What really happened at “the first Thanksgiving”? In This Land is Their Land: The Wampanoag Indians, Plymouth Colony, and the Troubled History of Thanksgiving
(Bloomsbury, 2019), historian David J. Silverman
reveals the complex history surrounding the 1621 feast that every November many Americans associate with silver-buckled Pilgrim costumes, Squanto and Massasoit, and miraculous feats of friendship. Silverman bust these myths - and the many others - that skew American interpretations, understandings, and depictions of the Wampanoag peoples’ relationship with Plymouth colonists.
This Land is Their Land
painstakingly recounts the events leading up to and resulting from the Wampanoag-English alliance, and how the manipulation of this history continues to impact the present. Upon landing at Plymouth Rock four hundred years ago this November, English Separatists were swept up into the powerful currents of a dynamic indigenous world, populated with diverse peoples with diverse interests. Native figures such as Ousamequin, Tisquantum, Corbitant, Epenow, and others occupy center stage in This Land is Their Land

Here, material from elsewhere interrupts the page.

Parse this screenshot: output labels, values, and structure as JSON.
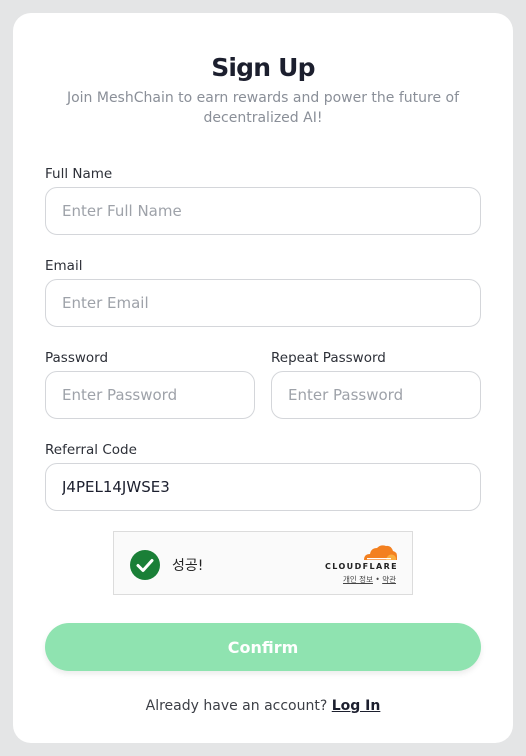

, encouraging readers to forego stereotypical depictions of powerful Englishmen and passive Native peoples for a more truthful rendition of Anglo-Native interactions on and around present-day Cape Cod. Silverman draws on twenty years of research and work alongside Wampanoag linguists, historians, and educators in an effort to construct a more honest history of the now-famous Wampanoag-English encounter. Underlying this history is the present reality of Wampanoag peoples who continue to commemorate the last Thursday in November as their Day of Mourning. Illuminating the damages still wrought by colonization and colonial mythologies, This Land is Their Land will leave many readers with much to chew on at the Thanksgiving table.
Annabel LaBrecque is a PhD student in the Department of History at UC Berkeley. You can follow her on Twitter @labrcq.